I've entered the Inland (aka Evil) Empire, my sister's lair that lies northeast of Los Angeles. Living at the foot of Mount Baldy makes for some impressive scenery. Looking up, your gaze rises from arid, sunny chapparal to snowy peaks. Also known as Mount San Antonio or Old Baldy (so-called for the lack of trees at its summit), the tallest point is at about 10,000 feet above sea level, making it the highest in the San Gabriel mountains. The Tongva Indian tribe call the mountain Yoát or Joat, which means snow. It's splendid and majestic, lording it over this flat plain. Susi and Seth treated us to a delicious dinner of a garlicky stew of root vegetables with fennel-spiked turkey meatballs and a crisp endive salad. For dessert, Seth made a variation on one of my favorite cakes, with whole oranges and almond flour (gluten-free!)—I actually posted the recipe here some months back. His version also includes whole lime. I'll bet you can modify the recipe with all manner of citrus—tangerines, grapefruit, yuzu—to great effect. The inclusion of the whole fruit, rind and all (boiled until soft), contributes an interesting note of bitterness to this dense, not-too-sweet cake.
All this (including a wonderful reunion with my young nephew, all grown up into a handsome man) came on the heels of a delightful visit to Marilee and Reinhard's new house in Agoura Hills. Big sky, hawks circling overhead, horses next door—is this really LA? And they have the ultimate kitchen for entertaining: multiple Sub-Zeros, a built-in espresso maker, a big stone fireplace (I'll be roasting something in there next time). Almost automatically, Marilee has begun to morph into a true domestic goddess. She made this dish for breakfast that I'll have to try to re-create. A puree of butternut squash stirred into polenta, topped with sauteed chard and dandelions greens, and finished with a melty topping of fontina.
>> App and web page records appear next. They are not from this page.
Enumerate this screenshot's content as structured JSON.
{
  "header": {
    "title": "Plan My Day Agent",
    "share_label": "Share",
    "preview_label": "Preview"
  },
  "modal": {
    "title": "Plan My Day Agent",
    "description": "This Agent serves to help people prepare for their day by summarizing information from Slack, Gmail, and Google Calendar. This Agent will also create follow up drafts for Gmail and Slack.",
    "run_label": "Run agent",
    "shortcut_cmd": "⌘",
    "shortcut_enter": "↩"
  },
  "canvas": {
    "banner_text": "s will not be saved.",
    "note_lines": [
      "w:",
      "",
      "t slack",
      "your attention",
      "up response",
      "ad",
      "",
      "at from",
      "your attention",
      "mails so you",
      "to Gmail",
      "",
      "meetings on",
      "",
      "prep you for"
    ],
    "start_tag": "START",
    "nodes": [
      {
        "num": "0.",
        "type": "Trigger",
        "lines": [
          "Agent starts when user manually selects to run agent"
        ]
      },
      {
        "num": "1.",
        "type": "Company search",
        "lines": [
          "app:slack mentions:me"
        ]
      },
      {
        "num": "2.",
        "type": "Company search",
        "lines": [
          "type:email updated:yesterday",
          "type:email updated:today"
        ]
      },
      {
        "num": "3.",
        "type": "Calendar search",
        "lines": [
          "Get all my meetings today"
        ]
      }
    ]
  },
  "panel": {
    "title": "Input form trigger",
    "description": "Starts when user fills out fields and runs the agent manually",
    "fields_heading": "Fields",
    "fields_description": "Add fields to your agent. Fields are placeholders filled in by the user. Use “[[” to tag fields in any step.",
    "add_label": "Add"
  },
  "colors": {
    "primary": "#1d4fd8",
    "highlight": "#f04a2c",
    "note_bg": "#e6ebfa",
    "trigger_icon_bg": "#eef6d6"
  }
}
Eating this is a great way to start the day, especially when you're sitting in a pool of yellow sunshine, dogs underfoot, with the smell of the Meyer lemon tree wafting in through the open window.